▸ **Requirement**
Write out the listing below again, precisely as it is given.

···

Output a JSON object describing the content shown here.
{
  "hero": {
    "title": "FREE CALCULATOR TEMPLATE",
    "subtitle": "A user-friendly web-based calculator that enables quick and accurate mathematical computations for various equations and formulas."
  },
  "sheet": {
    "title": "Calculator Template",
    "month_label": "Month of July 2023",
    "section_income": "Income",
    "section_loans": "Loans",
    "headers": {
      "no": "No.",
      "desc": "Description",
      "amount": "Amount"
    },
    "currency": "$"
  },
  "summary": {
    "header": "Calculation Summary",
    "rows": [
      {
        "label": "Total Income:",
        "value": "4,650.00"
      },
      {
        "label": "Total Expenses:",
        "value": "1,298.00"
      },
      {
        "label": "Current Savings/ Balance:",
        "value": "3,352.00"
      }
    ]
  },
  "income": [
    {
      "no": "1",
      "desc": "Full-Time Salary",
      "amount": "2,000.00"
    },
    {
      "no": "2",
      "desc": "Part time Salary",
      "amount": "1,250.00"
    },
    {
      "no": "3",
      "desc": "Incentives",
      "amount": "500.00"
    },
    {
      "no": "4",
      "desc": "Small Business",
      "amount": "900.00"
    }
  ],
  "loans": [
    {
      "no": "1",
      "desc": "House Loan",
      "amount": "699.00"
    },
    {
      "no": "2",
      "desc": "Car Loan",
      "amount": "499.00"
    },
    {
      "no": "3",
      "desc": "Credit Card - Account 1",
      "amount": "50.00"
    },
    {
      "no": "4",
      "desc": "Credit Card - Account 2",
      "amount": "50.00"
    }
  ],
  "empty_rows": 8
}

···

▸ **Finished exercise**
Output a JSON object describing the content shown here.
{
  "hero": {
    "title": "FREE CALCULATOR TEMPLATE",
    "subtitle": "A user-friendly web-based calculator that enables quick and accurate mathematical computations for various equations and formulas."
  },
  "sheet": {
    "title": "Calculator Template",
    "month_label": "Month of July 2023",
    "section_income": "Income",
    "section_loans": "Loans",
    "headers": {
      "no": "No.",
      "desc": "Description",
      "amount": "Amount"
    },
    "currency": "$"
  },
  "summary": {
    "header": "Calculation Summary",
    "rows": [
      {
        "label": "Total Income:",
        "value": "4,650.00"
      },
      {
        "label": "Total Expenses:",
        "value": "1,298.00"
      },
      {
        "label": "Current Savings/ Balance:",
        "value": "3,352.00"
      }
    ]
  },
  "income": [
    {
      "no": "1",
      "desc": "Full-Time Salary",
      "amount": "2,000.00"
    },
    {
      "no": "2",
      "desc": "Part time Salary",
      "amount": "1,250.00"
    },
    {
      "no": "3",
      "desc": "Incentives",
      "amount": "500.00"
    },
    {
      "no": "4",
      "desc": "Small Business",
      "amount": "900.00"
    }
  ],
  "loans": [
    {
      "no": "1",
      "desc": "House Loan",
      "amount": "699.00"
    },
    {
      "no": "2",
      "desc": "Car Loan",
      "amount": "499.00"
    },
    {
      "no": "3",
      "desc": "Credit Card - Account 1",
      "amount": "50.00"
    },
    {
      "no": "4",
      "desc": "Credit Card - Account 2",
      "amount": "50.00"
    }
  ],
  "empty_rows": 8
}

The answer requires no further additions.